The chimpanzee displays a natural resistance to the blood forms of Plasmodium ovale but allows multiplication and growth of this phase when splenectomized.
The tissue phase of P. ovale is able to grow and reproduce normally in chimpanzee liver and persists there for at least 39 days. The natural resistance of the chimpanzee to the blood phase is without effect upon the tissue phase of P. ovale.
P. ovale is unchanged on passage through chimpanzees and is able to infect man following two chimpanzee-mosquito passages.
Anopheles gambiae is established as an efficient vector of P. ovale.
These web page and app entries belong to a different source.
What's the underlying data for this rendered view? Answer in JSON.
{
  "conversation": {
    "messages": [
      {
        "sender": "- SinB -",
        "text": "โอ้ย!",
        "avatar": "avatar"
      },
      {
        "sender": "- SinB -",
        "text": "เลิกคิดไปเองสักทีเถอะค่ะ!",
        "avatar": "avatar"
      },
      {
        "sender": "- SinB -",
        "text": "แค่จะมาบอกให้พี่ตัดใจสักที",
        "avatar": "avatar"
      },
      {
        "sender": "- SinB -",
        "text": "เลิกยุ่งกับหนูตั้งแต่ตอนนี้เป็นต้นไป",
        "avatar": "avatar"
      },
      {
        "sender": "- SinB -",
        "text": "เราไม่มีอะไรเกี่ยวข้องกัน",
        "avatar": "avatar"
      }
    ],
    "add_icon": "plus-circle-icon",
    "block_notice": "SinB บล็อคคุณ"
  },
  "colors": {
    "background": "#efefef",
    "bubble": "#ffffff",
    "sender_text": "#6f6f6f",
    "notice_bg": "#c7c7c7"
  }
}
Schizonts of P. ovale in liver pieces of a chimpanzee taken 7, 18 and 39 days after infection with sporozoites are described and discussed.